Forty-seven people from 23 countries took the official oath to become Canadians during a citizenship ceremony at Matsqui Centennial Auditorium on Wednesday morning.
Judge Gerald Pash presided over the oath, and told the new Canadians to take the words to heart.
He said that although everyone at the ceremony had very different pasts, “as Canadians we share the same future.”
Patricia and Mario Nakasone, along with their sons Hiroshi and Tsuyoshi, officially became citizens at the ceremony. The Nakasones came to Canada five years ago from Lima, Peru, and have spent the last two years working towards getting citizenship.
“We are really very excited,” said Patricia. “Now Canada is our home.”
Patricia and Mario Nakasone, along with their sons Hiroshi and Tsuyoshi, pose with Judge Gerald Pash (far left) and Mayor Bruce Banman (far right) with their certificates of citizenship.
Maryline Nevy also gained her citizenship at the ceremony after living in Canada for 18 years. The registered nurse is originally from Congo, but said that although she did not have citizenship in Canada, she has long considered it home.
“I think the feeling of being Canadian was always there before, this is just confirmation.”
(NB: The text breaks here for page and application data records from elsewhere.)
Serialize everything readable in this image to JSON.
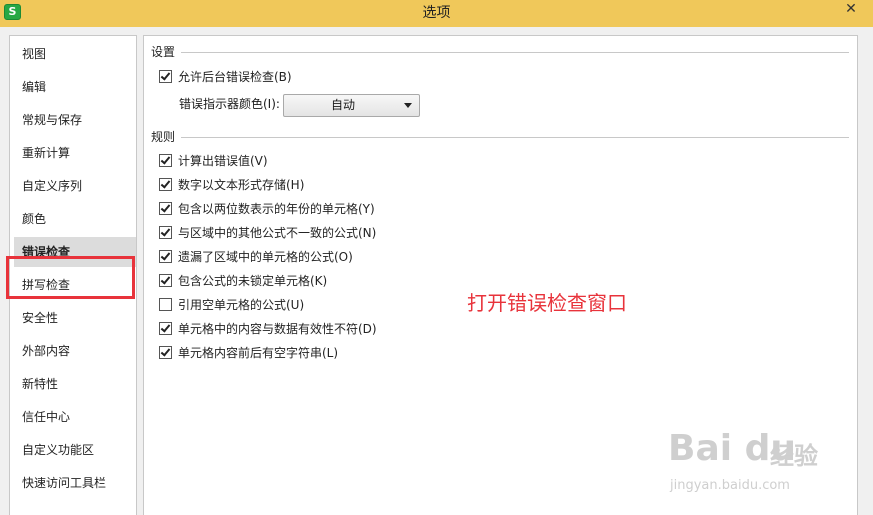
{
  "window": {
    "title": "选项",
    "app_icon_letter": "S",
    "close_glyph": "✕"
  },
  "sidebar": {
    "items": [
      {
        "label": "视图"
      },
      {
        "label": "编辑"
      },
      {
        "label": "常规与保存"
      },
      {
        "label": "重新计算"
      },
      {
        "label": "自定义序列"
      },
      {
        "label": "颜色"
      },
      {
        "label": "错误检查",
        "selected": true
      },
      {
        "label": "拼写检查"
      },
      {
        "label": "安全性"
      },
      {
        "label": "外部内容"
      },
      {
        "label": "新特性"
      },
      {
        "label": "信任中心"
      },
      {
        "label": "自定义功能区"
      },
      {
        "label": "快速访问工具栏"
      }
    ]
  },
  "settings": {
    "header": "设置",
    "background_check": {
      "label": "允许后台错误检查(B)",
      "checked": true
    },
    "indicator_color_label": "错误指示器颜色(I):",
    "indicator_color_value": "自动"
  },
  "rules": {
    "header": "规则",
    "items": [
      {
        "label": "计算出错误值(V)",
        "checked": true
      },
      {
        "label": "数字以文本形式存储(H)",
        "checked": true
      },
      {
        "label": "包含以两位数表示的年份的单元格(Y)",
        "checked": true
      },
      {
        "label": "与区域中的其他公式不一致的公式(N)",
        "checked": true
      },
      {
        "label": "遗漏了区域中的单元格的公式(O)",
        "checked": true
      },
      {
        "label": "包含公式的未锁定单元格(K)",
        "checked": true
      },
      {
        "label": "引用空单元格的公式(U)",
        "checked": false
      },
      {
        "label": "单元格中的内容与数据有效性不符(D)",
        "checked": true
      },
      {
        "label": "单元格内容前后有空字符串(L)",
        "checked": true
      }
    ]
  },
  "annotation": {
    "text": "打开错误检查窗口",
    "color": "#e8333b"
  },
  "watermark": {
    "logo": "Bai du",
    "jingyan": "经验",
    "url": "jingyan.baidu.com"
  },
  "colors": {
    "title_bar": "#f0c85a",
    "highlight": "#e8333b",
    "selected_item": "#dcdcdc"
  }
}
Mayor Bruce Banman welcomed the new citizens, saying he was happy to be among the first people to greet them as Canadians.
“I want to thank each one of you for your courage… your dedication, your commitment and your determination to make Canada your new home.”
He encouraged people to share their culture and stories with their community, saying that diversity is what makes Canada unique.
The ceremony was followed by a reception for new citizens and their friends and family.